And as noted earlier, a separate “Resilient City” planning department has been created to specifically deal with rebuild projects, ensuring that firestorm recovery doesn’t have to compete with the day-to-day planning needs of city government.

Tell us one story you remember that gives you hope for the rebuilding.

COURSEY: This goes a little beyond the rebuilding theme, but I think it’s important.

Since the fire, I have had numerous meetings with builders and developers who are interested in investing in Santa Rosa outside of the burn zones.

These are people who want to create multi-family housing projects in our downtown and transit-oriented neighborhoods. Santa Rosa has been working on creating more housing downtown for several years, but the fire has brought us the attention that is necessary to make that happen.

This is important because, while we need to rebuild the 3,000 homes lost in the fire, we also need to build thousands more units in Santa Rosa — senior housing, affordable housing, student housing.

This interest gives me hope that in five years, we won’t just be back to where we were in 2017; we will have actually made progress in our efforts to provide “Housing for All.”

What is your greatest fear for the recovery?

COURSEY: I fear losing the people who make this such a great community.

Whether it’s doctors or teachers or carpenters or firefighters, this fire has affected a wide swath of our city’s fabric. I want the members of each of the 3,000 families burned out of their homes to know that we need them here in Santa Rosa, we want them here and we as a city are going to do everything in our power to make sure they can stay here and thrive here in the future.

What is your greatest hope for the recovery?

COURSEY: That we become a model for how disaster recovery is done right. This fire is unprecedented in California and the U.S.and our recovery effort also should be like nothing seen before.

Within a couple of days of the fire I expressed this sentiment. Santa Rosa and Sonoma County have advantages beyond what other communities have in a time of crisis.

Financial resources and intellectual resources abound here, as does a community spirit of giving and participating and volunteering.

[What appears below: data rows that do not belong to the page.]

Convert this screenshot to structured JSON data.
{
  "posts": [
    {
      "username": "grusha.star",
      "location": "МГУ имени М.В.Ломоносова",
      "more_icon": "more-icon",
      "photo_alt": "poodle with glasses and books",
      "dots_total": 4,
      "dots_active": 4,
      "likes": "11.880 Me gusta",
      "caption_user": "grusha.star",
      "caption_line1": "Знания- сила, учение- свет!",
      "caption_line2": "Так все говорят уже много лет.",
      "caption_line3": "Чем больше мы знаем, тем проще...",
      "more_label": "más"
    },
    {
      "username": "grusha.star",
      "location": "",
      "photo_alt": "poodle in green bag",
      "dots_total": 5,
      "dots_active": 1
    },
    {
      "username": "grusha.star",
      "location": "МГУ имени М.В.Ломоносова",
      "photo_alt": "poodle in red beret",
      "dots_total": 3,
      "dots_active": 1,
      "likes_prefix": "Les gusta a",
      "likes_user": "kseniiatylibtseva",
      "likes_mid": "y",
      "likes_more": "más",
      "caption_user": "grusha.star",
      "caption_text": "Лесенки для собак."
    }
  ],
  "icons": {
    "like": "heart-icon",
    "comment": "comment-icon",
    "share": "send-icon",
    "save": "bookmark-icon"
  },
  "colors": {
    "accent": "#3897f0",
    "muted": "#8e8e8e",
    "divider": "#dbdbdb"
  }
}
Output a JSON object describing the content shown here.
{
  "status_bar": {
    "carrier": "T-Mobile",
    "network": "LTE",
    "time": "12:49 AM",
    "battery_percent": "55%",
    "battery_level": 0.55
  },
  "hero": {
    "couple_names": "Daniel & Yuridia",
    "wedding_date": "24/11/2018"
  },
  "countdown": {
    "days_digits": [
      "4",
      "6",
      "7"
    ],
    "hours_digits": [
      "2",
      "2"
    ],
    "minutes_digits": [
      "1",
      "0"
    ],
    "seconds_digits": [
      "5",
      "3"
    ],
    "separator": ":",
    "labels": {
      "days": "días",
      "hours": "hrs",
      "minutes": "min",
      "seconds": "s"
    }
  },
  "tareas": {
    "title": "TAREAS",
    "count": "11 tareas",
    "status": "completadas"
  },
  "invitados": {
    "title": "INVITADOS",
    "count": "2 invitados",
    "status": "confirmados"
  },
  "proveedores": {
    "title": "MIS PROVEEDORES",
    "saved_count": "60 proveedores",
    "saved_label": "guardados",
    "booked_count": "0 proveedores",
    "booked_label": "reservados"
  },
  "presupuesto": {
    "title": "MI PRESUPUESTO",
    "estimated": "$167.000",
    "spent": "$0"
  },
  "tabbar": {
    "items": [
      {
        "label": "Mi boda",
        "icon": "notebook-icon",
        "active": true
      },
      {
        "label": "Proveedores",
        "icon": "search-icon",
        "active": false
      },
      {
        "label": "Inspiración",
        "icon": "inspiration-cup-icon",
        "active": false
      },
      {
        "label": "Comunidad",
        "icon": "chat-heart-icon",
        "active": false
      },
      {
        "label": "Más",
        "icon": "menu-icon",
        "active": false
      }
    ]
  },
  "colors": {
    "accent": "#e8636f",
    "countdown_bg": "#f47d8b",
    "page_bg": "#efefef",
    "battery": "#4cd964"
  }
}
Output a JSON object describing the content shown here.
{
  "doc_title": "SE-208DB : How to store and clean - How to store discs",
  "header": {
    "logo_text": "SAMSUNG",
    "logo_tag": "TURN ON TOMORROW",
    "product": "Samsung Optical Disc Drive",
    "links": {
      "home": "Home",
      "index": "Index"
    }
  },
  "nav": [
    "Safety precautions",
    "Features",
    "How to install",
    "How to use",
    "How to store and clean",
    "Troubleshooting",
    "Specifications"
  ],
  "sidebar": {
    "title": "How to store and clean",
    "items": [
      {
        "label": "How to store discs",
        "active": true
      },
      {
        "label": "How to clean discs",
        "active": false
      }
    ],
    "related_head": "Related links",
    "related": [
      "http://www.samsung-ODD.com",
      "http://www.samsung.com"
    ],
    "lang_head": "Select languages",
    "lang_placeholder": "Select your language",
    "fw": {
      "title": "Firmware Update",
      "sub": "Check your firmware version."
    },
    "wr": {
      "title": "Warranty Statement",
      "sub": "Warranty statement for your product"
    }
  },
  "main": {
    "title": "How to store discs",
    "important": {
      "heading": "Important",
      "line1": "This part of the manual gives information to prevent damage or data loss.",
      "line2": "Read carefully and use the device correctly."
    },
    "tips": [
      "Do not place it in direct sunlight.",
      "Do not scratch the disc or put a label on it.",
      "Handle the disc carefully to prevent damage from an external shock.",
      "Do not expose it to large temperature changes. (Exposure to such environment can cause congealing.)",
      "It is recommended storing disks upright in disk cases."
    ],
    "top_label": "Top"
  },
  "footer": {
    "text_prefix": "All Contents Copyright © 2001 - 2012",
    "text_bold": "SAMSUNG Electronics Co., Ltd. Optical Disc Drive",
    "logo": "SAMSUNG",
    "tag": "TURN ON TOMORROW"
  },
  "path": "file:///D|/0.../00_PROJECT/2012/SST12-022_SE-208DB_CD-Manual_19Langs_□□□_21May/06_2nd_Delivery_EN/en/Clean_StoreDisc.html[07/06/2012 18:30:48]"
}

We need to put all of this to work in the next few years.

How can people help?

COURSEY: Don’t forget the feelings you had in the days right after the fire. At that moment, we were all one as a community. If we can hold to that, we can do anything.

Is there something you wanted to convey that you were not asked about?

COURSEY: Please keep in mind that when we are talking about all these big numbers (3,000 homes in Santa Rosa), each one of them represents an individual life and an individual loss.

All of us have ideas about how rebuilding and recovery should happen, but it is those who lost their homes who ultimately will make these decisions.

I hope they plan to rebuild, and to do it soon. I hope they plan to upgrade their homes and take advantage of opportunities to make them more energy efficient and fire resistant.

But right now I just want to support them as they deal with this huge blow, this huge loss. I want to find ways the city can make it easier for them to navigate the complicated road back. And I want to acknowledge that each one of them has the right to choose their own road home.

Anything else?

COURSEY: This has been an incredible number of weeks. I wouldn’t wish it on anyone, but it has offered an education into disaster and its aftermath that at times has made me feel like I’m studying for master’s in disasters.

New layers of complexity reveal themselves every day, from huge issues such as the intergovernmental relations among the many city, county, state and federal agencies involved in response and recovery efforts to intimate details such as the missing remains of a loved one or the story of an elderly couple’s last moments together.

The events of Oct. 8–9 will mark this city forever, but it is the next couple of years that will define who we are in the future.

We need to rebuild our neighborhoods, of course, but we also have an opportunity to strengthen our community. Let’s make sure that Santa Rosa Strong is more than a bumper sticker. Let’s make sure that our response creates a stronger Santa Rosa.